Data records -
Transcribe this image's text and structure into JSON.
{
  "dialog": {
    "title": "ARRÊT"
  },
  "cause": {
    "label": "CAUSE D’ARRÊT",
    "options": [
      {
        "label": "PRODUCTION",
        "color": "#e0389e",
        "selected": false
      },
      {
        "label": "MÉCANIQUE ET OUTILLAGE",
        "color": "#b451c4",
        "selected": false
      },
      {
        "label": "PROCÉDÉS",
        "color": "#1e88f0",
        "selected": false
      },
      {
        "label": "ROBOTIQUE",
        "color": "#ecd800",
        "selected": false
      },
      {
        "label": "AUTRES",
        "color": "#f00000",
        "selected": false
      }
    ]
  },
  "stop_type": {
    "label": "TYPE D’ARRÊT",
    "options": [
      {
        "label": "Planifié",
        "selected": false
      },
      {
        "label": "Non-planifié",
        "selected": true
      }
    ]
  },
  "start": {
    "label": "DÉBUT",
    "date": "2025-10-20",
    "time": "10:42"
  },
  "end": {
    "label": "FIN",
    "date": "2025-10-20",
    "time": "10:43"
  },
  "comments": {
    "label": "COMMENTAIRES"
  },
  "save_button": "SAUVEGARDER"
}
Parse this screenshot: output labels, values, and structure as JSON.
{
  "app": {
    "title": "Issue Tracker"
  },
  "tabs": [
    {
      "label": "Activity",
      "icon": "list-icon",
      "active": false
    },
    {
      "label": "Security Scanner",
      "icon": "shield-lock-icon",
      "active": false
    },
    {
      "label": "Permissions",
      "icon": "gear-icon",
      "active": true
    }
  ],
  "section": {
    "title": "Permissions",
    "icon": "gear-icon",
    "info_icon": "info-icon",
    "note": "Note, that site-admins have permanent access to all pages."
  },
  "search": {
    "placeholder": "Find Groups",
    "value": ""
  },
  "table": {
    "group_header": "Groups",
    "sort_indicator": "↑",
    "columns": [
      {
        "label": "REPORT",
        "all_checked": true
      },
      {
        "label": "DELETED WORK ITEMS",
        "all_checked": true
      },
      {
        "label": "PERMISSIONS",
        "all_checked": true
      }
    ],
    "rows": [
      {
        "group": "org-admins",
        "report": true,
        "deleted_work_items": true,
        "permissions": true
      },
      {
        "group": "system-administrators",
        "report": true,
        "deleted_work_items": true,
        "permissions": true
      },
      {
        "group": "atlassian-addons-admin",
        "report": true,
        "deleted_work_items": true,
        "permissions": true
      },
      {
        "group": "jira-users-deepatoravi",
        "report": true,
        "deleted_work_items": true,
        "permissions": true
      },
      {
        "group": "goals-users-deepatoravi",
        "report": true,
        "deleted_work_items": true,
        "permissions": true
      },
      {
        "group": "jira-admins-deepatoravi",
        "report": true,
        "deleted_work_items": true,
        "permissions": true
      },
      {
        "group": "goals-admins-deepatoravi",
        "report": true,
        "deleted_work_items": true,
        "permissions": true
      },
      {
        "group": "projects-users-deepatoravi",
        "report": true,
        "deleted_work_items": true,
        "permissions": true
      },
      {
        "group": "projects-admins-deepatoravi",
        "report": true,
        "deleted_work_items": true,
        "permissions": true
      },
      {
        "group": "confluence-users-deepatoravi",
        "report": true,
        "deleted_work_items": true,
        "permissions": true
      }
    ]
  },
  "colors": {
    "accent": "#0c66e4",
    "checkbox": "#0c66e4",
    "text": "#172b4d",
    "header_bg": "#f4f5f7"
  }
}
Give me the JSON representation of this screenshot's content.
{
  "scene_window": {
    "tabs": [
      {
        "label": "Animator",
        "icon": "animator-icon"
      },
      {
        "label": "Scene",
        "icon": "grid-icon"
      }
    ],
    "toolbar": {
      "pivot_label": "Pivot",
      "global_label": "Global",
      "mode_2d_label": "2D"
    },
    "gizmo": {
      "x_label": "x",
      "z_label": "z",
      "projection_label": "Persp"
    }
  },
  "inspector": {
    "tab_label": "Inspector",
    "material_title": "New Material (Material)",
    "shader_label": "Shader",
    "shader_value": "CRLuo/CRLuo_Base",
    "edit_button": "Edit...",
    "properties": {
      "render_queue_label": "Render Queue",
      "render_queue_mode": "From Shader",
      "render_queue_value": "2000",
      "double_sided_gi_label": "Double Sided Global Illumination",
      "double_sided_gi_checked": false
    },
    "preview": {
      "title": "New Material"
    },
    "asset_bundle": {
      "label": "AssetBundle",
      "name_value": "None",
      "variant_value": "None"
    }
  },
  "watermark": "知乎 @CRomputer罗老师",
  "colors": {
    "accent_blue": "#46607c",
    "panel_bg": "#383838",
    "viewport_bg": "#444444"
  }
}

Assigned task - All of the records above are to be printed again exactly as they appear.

Reply to the exercise -
Transcribe this image's text and structure into JSON.
{
  "dialog": {
    "title": "ARRÊT"
  },
  "cause": {
    "label": "CAUSE D’ARRÊT",
    "options": [
      {
        "label": "PRODUCTION",
        "color": "#e0389e",
        "selected": false
      },
      {
        "label": "MÉCANIQUE ET OUTILLAGE",
        "color": "#b451c4",
        "selected": false
      },
      {
        "label": "PROCÉDÉS",
        "color": "#1e88f0",
        "selected": false
      },
      {
        "label": "ROBOTIQUE",
        "color": "#ecd800",
        "selected": false
      },
      {
        "label": "AUTRES",
        "color": "#f00000",
        "selected": false
      }
    ]
  },
  "stop_type": {
    "label": "TYPE D’ARRÊT",
    "options": [
      {
        "label": "Planifié",
        "selected": false
      },
      {
        "label": "Non-planifié",
        "selected": true
      }
    ]
  },
  "start": {
    "label": "DÉBUT",
    "date": "2025-10-20",
    "time": "10:42"
  },
  "end": {
    "label": "FIN",
    "date": "2025-10-20",
    "time": "10:43"
  },
  "comments": {
    "label": "COMMENTAIRES"
  },
  "save_button": "SAUVEGARDER"
}
Parse this screenshot: output labels, values, and structure as JSON.
{
  "app": {
    "title": "Issue Tracker"
  },
  "tabs": [
    {
      "label": "Activity",
      "icon": "list-icon",
      "active": false
    },
    {
      "label": "Security Scanner",
      "icon": "shield-lock-icon",
      "active": false
    },
    {
      "label": "Permissions",
      "icon": "gear-icon",
      "active": true
    }
  ],
  "section": {
    "title": "Permissions",
    "icon": "gear-icon",
    "info_icon": "info-icon",
    "note": "Note, that site-admins have permanent access to all pages."
  },
  "search": {
    "placeholder": "Find Groups",
    "value": ""
  },
  "table": {
    "group_header": "Groups",
    "sort_indicator": "↑",
    "columns": [
      {
        "label": "REPORT",
        "all_checked": true
      },
      {
        "label": "DELETED WORK ITEMS",
        "all_checked": true
      },
      {
        "label": "PERMISSIONS",
        "all_checked": true
      }
    ],
    "rows": [
      {
        "group": "org-admins",
        "report": true,
        "deleted_work_items": true,
        "permissions": true
      },
      {
        "group": "system-administrators",
        "report": true,
        "deleted_work_items": true,
        "permissions": true
      },
      {
        "group": "atlassian-addons-admin",
        "report": true,
        "deleted_work_items": true,
        "permissions": true
      },
      {
        "group": "jira-users-deepatoravi",
        "report": true,
        "deleted_work_items": true,
        "permissions": true
      },
      {
        "group": "goals-users-deepatoravi",
        "report": true,
        "deleted_work_items": true,
        "permissions": true
      },
      {
        "group": "jira-admins-deepatoravi",
        "report": true,
        "deleted_work_items": true,
        "permissions": true
      },
      {
        "group": "goals-admins-deepatoravi",
        "report": true,
        "deleted_work_items": true,
        "permissions": true
      },
      {
        "group": "projects-users-deepatoravi",
        "report": true,
        "deleted_work_items": true,
        "permissions": true
      },
      {
        "group": "projects-admins-deepatoravi",
        "report": true,
        "deleted_work_items": true,
        "permissions": true
      },
      {
        "group": "confluence-users-deepatoravi",
        "report": true,
        "deleted_work_items": true,
        "permissions": true
      }
    ]
  },
  "colors": {
    "accent": "#0c66e4",
    "checkbox": "#0c66e4",
    "text": "#172b4d",
    "header_bg": "#f4f5f7"
  }
}
Give me the JSON representation of this screenshot's content.
{
  "scene_window": {
    "tabs": [
      {
        "label": "Animator",
        "icon": "animator-icon"
      },
      {
        "label": "Scene",
        "icon": "grid-icon"
      }
    ],
    "toolbar": {
      "pivot_label": "Pivot",
      "global_label": "Global",
      "mode_2d_label": "2D"
    },
    "gizmo": {
      "x_label": "x",
      "z_label": "z",
      "projection_label": "Persp"
    }
  },
  "inspector": {
    "tab_label": "Inspector",
    "material_title": "New Material (Material)",
    "shader_label": "Shader",
    "shader_value": "CRLuo/CRLuo_Base",
    "edit_button": "Edit...",
    "properties": {
      "render_queue_label": "Render Queue",
      "render_queue_mode": "From Shader",
      "render_queue_value": "2000",
      "double_sided_gi_label": "Double Sided Global Illumination",
      "double_sided_gi_checked": false
    },
    "preview": {
      "title": "New Material"
    },
    "asset_bundle": {
      "label": "AssetBundle",
      "name_value": "None",
      "variant_value": "None"
    }
  },
  "watermark": "知乎 @CRomputer罗老师",
  "colors": {
    "accent_blue": "#46607c",
    "panel_bg": "#383838",
    "viewport_bg": "#444444"
  }
}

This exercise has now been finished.